HONOLULU (AP) — Ahead of the anniversary of the overthrow of the Hawaiian Kingdom 122 years ago, many Hawaiians are pushing for more sovereignty from the rest of the United States. Some favor a form of tribal recognition for native Hawaiians, but increasingly, the debate has been dominated by groups who want to restore the Hawaiian Kingdom and secede from the United States.
Below is a brief history of how the Pacific archipelago came to belong to the U.S. and an explanation of the debate over future of Hawaii's indigenous people.
The history of Hawaii's annexation by the U.S. still feels raw to many Hawaiians. The island chain was ruled by kings and queens until 1893. The kingdom was overthrown on Jan. 17, 1893 by a group of American businessmen with help from the U.S. military, over the protests of Hawaii's last monarch, Queen Lydia Liliuokalani. The islands were annexed by the United States five years later, and Hawaii became a state in 1959.
King Kamehameha III sought to protect the Hawaiian Kingdom from foreign dominance and sent delegates to the United States and Europe. In 1843, the United Kingdom and France recognized Hawaii's independence, and Hawaii later signed international treaties with the United States, Austria, Italy, Japan and other nations. The flag of the Hawaiian Kingdom pays homage to England and France for their early recognition of the kingdom. Its design includes elements of both European countries' flags.

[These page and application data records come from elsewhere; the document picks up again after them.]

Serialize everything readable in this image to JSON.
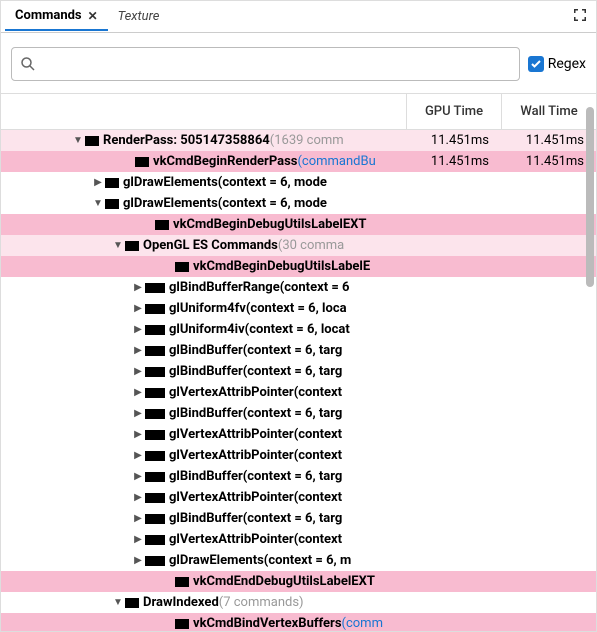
{
  "tabs": {
    "active": "Commands",
    "inactive": "Texture"
  },
  "search": {
    "value": "",
    "placeholder": ""
  },
  "regex_label": "Regex",
  "columns": {
    "gpu": "GPU Time",
    "wall": "Wall Time"
  },
  "rows": [
    {
      "indent": 70,
      "arrow": "down",
      "bold": true,
      "pink": "light",
      "label": "RenderPass: 505147358864",
      "suffix": " (1639 comm",
      "gpu": "11.451ms",
      "wall": "11.451ms"
    },
    {
      "indent": 120,
      "arrow": "",
      "bold": true,
      "pink": "med",
      "label": "vkCmdBeginRenderPass",
      "link": "(commandBu",
      "gpu": "11.451ms",
      "wall": "11.451ms"
    },
    {
      "indent": 90,
      "arrow": "right",
      "bold": true,
      "pink": "",
      "label": "glDrawElements(context = 6, mode"
    },
    {
      "indent": 90,
      "arrow": "down",
      "bold": true,
      "pink": "",
      "label": "glDrawElements(context = 6, mode"
    },
    {
      "indent": 140,
      "arrow": "",
      "bold": true,
      "pink": "med",
      "label": "vkCmdBeginDebugUtilsLabelEXT"
    },
    {
      "indent": 110,
      "arrow": "down",
      "bold": true,
      "pink": "light",
      "label": "OpenGL ES Commands",
      "suffix": " (30 comma"
    },
    {
      "indent": 160,
      "arrow": "",
      "bold": true,
      "pink": "med",
      "label": "vkCmdBeginDebugUtilsLabelE"
    },
    {
      "indent": 130,
      "arrow": "right",
      "bold": true,
      "pink": "",
      "wide": true,
      "label": "glBindBufferRange(context = 6"
    },
    {
      "indent": 130,
      "arrow": "right",
      "bold": true,
      "pink": "",
      "wide": true,
      "label": "glUniform4fv(context = 6, loca"
    },
    {
      "indent": 130,
      "arrow": "right",
      "bold": true,
      "pink": "",
      "wide": true,
      "label": "glUniform4iv(context = 6, locat"
    },
    {
      "indent": 130,
      "arrow": "right",
      "bold": true,
      "pink": "",
      "wide": true,
      "label": "glBindBuffer(context = 6, targ"
    },
    {
      "indent": 130,
      "arrow": "right",
      "bold": true,
      "pink": "",
      "wide": true,
      "label": "glBindBuffer(context = 6, targ"
    },
    {
      "indent": 130,
      "arrow": "right",
      "bold": true,
      "pink": "",
      "wide": true,
      "label": "glVertexAttribPointer(context"
    },
    {
      "indent": 130,
      "arrow": "right",
      "bold": true,
      "pink": "",
      "wide": true,
      "label": "glBindBuffer(context = 6, targ"
    },
    {
      "indent": 130,
      "arrow": "right",
      "bold": true,
      "pink": "",
      "wide": true,
      "label": "glVertexAttribPointer(context"
    },
    {
      "indent": 130,
      "arrow": "right",
      "bold": true,
      "pink": "",
      "wide": true,
      "label": "glVertexAttribPointer(context"
    },
    {
      "indent": 130,
      "arrow": "right",
      "bold": true,
      "pink": "",
      "wide": true,
      "label": "glBindBuffer(context = 6, targ"
    },
    {
      "indent": 130,
      "arrow": "right",
      "bold": true,
      "pink": "",
      "wide": true,
      "label": "glVertexAttribPointer(context"
    },
    {
      "indent": 130,
      "arrow": "right",
      "bold": true,
      "pink": "",
      "wide": true,
      "label": "glBindBuffer(context = 6, targ"
    },
    {
      "indent": 130,
      "arrow": "right",
      "bold": true,
      "pink": "",
      "wide": true,
      "label": "glVertexAttribPointer(context"
    },
    {
      "indent": 130,
      "arrow": "right",
      "bold": true,
      "pink": "",
      "wide": true,
      "label": "glDrawElements(context = 6, m"
    },
    {
      "indent": 160,
      "arrow": "",
      "bold": true,
      "pink": "med",
      "label": "vkCmdEndDebugUtilsLabelEXT"
    },
    {
      "indent": 110,
      "arrow": "down",
      "bold": true,
      "pink": "",
      "label": "DrawIndexed",
      "suffix": " (7 commands)"
    },
    {
      "indent": 160,
      "arrow": "",
      "bold": true,
      "pink": "med",
      "label": "vkCmdBindVertexBuffers",
      "link": "(comm"
    }
  ]
}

After years of lobbying by advocates, the U.S. government is considering extending to Native Hawaiians the same type of tribal recognition that many American Indian tribes have had for generations. Moderates believe it's a far more realistic goal than achieving independence. But several groups are dedicated to ending what they call the occupation of Hawaii, seizing on arguments by legal scholars who say the kingdom's overthrow was illegal. Those groups have proposals including drafting a new constitution, though so far, they have not agreed on a path forward.